American Tropics Towards a Literary Geography
Maria Cristina Fumagalli, Peter Hulme, Owen Robinson, Lesley Wylie
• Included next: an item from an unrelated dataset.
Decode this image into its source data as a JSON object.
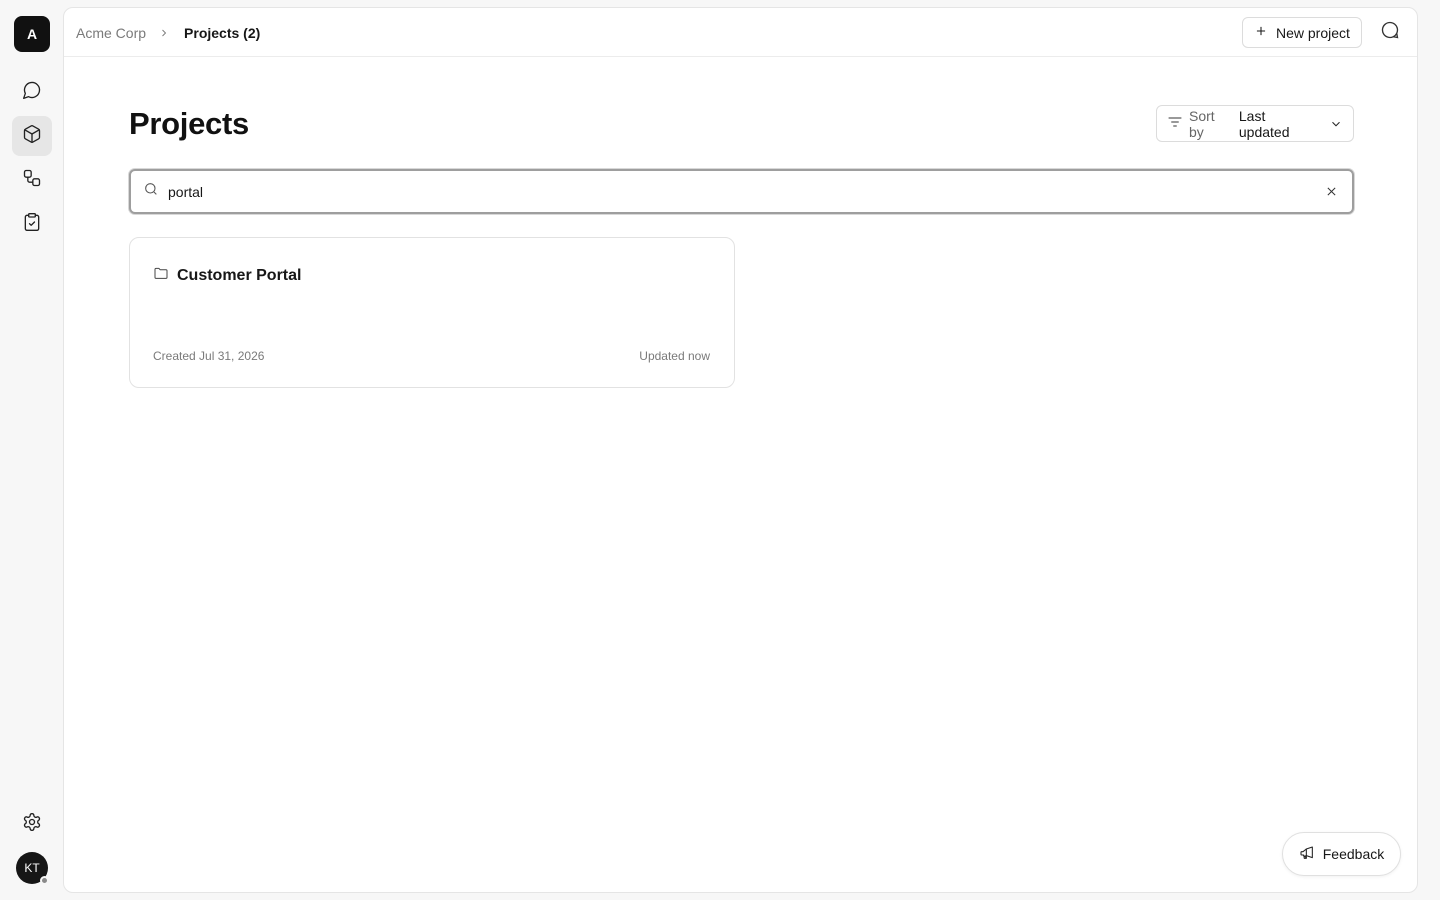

This series offers a new approach to the writing of literary history. For more than two centuries literary history has been based on the Romantic idea of the nation state: literature has been seen as the expression of an evolving national identity and literary history therefore written backwards, with a teleological sense of what the boundaries of a particular nation would look like, even when dealing with writing produced when those boundaries were different or non-existent. In this series the approach is geographical, in the sense that the focus is on regions within an area which crosses national borders. The development of the discipline of cultural geography has encouraged more sophisticated analyses of notions of place and region, which this series brings to bear on its materials. American Tropics refers to a kind of extended Caribbean, an area which includes the southern USA, the Atlantic littoral of Central America, the Caribbean islands, and northern South America. European colonial powers fought intensively here against indigenous populations and against each other for control of land and resources. This area shares a history in which the dominant fact is the arrival of millions of white Europeans and black Africans; shares an environment which is tropical or sub-tropical; and shares a socio-economic model (the plantation), whose effects lasted at least well into the twentieth century. The imaginative space of the American Tropics therefore offers a differently-centred literary history from those conventionally produced as US, Caribbean, or Latin American literature.